Diversity, Strong Female Characters and Great Vocab: Why We Love “One Word From Sophia”
Since publishing with Simon & Schuster/Atheneum Books for Young Readers in June 2015, Yasmeen Ismail‘s illustrations in One Word from Sophia have garnered enormous praise. Librarians, parents, book reviewers and young readers alike have invited outspoken Sophia onto their bookshelves and into their hearts. Her popularity has helped to ignite an important conversation: Sophia is a strong, intelligent female character of color and she has too few peers in picture books.
We were eager to get Yasmeen’s thoughts on working on such an important title, and also chat about her experience and technique illustrating Sophia.
When you first received art direction for One Word from Sophia, was it predetermined that Sophia would be a little girl of color or was that something you interpreted from the text on your own?
I think I just wanted her to be mixed race. It was a natural response… Someone from Atheneum mentioned that that was how Jim saw her, and I took it from there.
There’s also a bit of discussion from readers on whether Sophia’s family is racially blended or just illustrated with a variety of skin tones. What was the conversation between you and Atheneum in determining the characteristics of this fun family?
Well, what’s the difference?! If they have a variety of skin tones they are racially blended, and if they are racially blended they will have a variety of skin tones. But, yes, in my mind Grandma is Mommy’s mother, and Mommy married Daddy and he is white, and Daddy’s brother is Uncle Conrad who is also white, and Sophia is mixed race as a result. But I don’t really feel comfortable explaining that in such plain terms. They are a modern, normal family. They love each other and love their daughter. I don’t think it should be highlighted… LOOK A MIXED RACE FAMILY!
It just is what it is.
You and author Jim Averbeck have seen a ton of really positive buzz from the We Need Diverse Books movement.
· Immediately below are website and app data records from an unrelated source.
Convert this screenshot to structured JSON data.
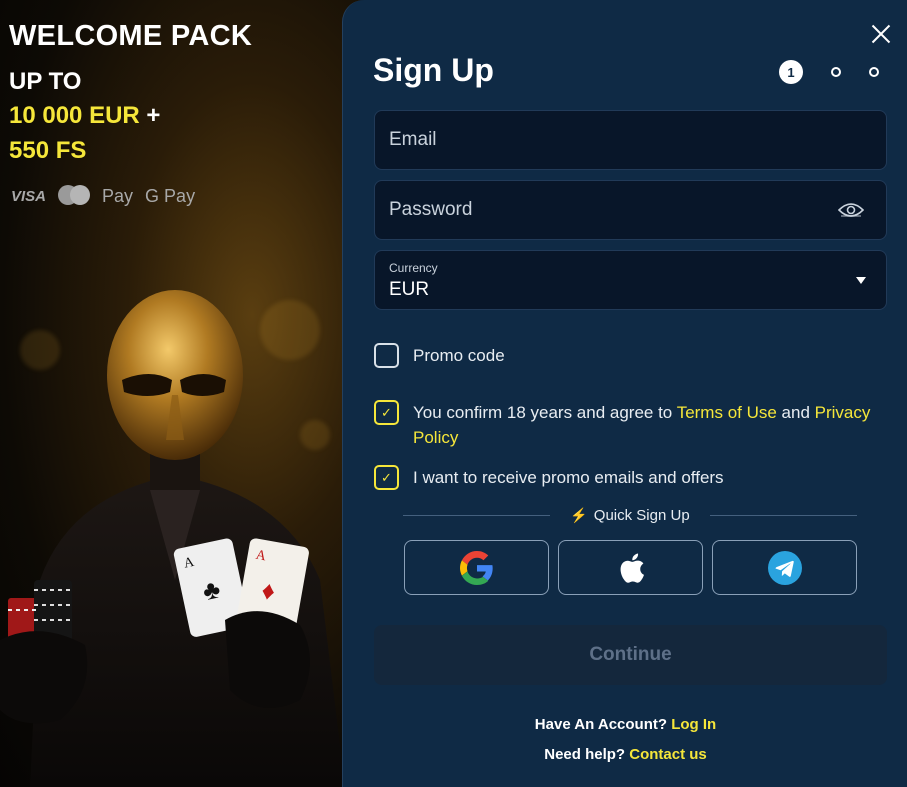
{
  "promo": {
    "title": "WELCOME PACK",
    "up_to": "UP TO",
    "amount": "10 000 EUR",
    "plus": " +",
    "free_spins": "550 FS",
    "payments": {
      "visa": "VISA",
      "apple_pay": "Pay",
      "google_pay": "G Pay"
    }
  },
  "form": {
    "title": "Sign Up",
    "steps": {
      "active": "1"
    },
    "email": {
      "placeholder": "Email"
    },
    "password": {
      "placeholder": "Password"
    },
    "currency": {
      "label": "Currency",
      "value": "EUR"
    },
    "promo_code": {
      "label": "Promo code",
      "checked": false
    },
    "terms": {
      "prefix": "You confirm 18 years and agree to ",
      "terms_link": "Terms of Use",
      "middle": " and ",
      "privacy_link": "Privacy Policy",
      "checked": true
    },
    "promo_emails": {
      "label": "I want to receive promo emails and offers",
      "checked": true
    },
    "quick_signup": "Quick Sign Up",
    "social": [
      "google-icon",
      "apple-icon",
      "telegram-icon"
    ],
    "continue_label": "Continue",
    "have_account": "Have An Account? ",
    "login_link": "Log In",
    "need_help": "Need help? ",
    "contact_link": "Contact us"
  },
  "colors": {
    "accent": "#f5e63a",
    "panel_bg": "#0f2a45",
    "field_bg": "#081629"
  }
}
When you were illustrating Sophia, did you get a sense that you were helping to create an incredibly special and important character?
Not really. I knew she was a strong character from the text. And in it she is strong. I was most interested that this little girl was so smart and had a can-do attitude. She was willing to try things and was persistent. She put her mind to things. That was what I thought was attractive about her. She is a good role model for girls… and boys.
Have you received any feedback from young readers, parents or teachers/librarians on how Sophia filled a hole in their bookshelf, specifically that of a strong, ethnically diverse female character?
The feedback has been incredible. Already the publisher has informed me (with a beautiful card each time) that the book has already reprinted twice! Schools have talked about how it’s great to see Sophia gracing the cover, and the general feeling is that Jim’s use of vocabulary in the book is teaching kids the wonders of new words.
We were delighted to receive a starred review from Kirkus, there was an awesome window display for Sophia in Mrs. Dalloway’s Literary and Garden Arts in Berkeley, California. There’s been articles in the Baltimore Sun, Publishers Weekly, and it’s been included in some incredible lists such as Top 2015 Mighty Girl Books for Children and Sonderbooks Stand-Outs 2015.
And when I travelled to Minneapolis last year I did a signing for Simon & Schuster at the NCTE Conference. The teachers I met were delighted with the book and were all very excited to bring it into their classes to show their kids.
From a creative standpoint, what was your process in illustrating One Word From Sophia? The colors and textures are so beautiful, is it entirely watercolor or do you incorporate digital elements as well?
Planning it out was key. I wanted the book to have a real flow throughout. Jim had made it clear in the text that Sophia had an obsession with ballet. It was her motivation, so I used dance to take the reader through the story. In the book you can see how she skips and prances through the pages. Sometimes she is less graceful, but over all she is usually in some thought out posture.
As with most of my books, I plan first (rigorously) and then I paint (watercolours) the elements of each spread sort of separately. This gives me control over the final image. These ‘pieces’ are then scanned in and then collaged and assembled in Photoshop to make the final artwork.
What projects do you have coming up next?
I have a couple of books with a UK publisher that I have just finished up. These are entirely new characters for much younger readers. I am really excited about them and I have loved working with the publisher. I am very proud of these books and can’t wait to shout about them!
And my biggest project at the moment is nearly complete. I have approximately 5 weeks until I have my baby boy. Once I get back on my feet again, I’ll be working on books for Bloomsbury, Walker and Nosy Crow in the UK… and maybe a little something for the US too!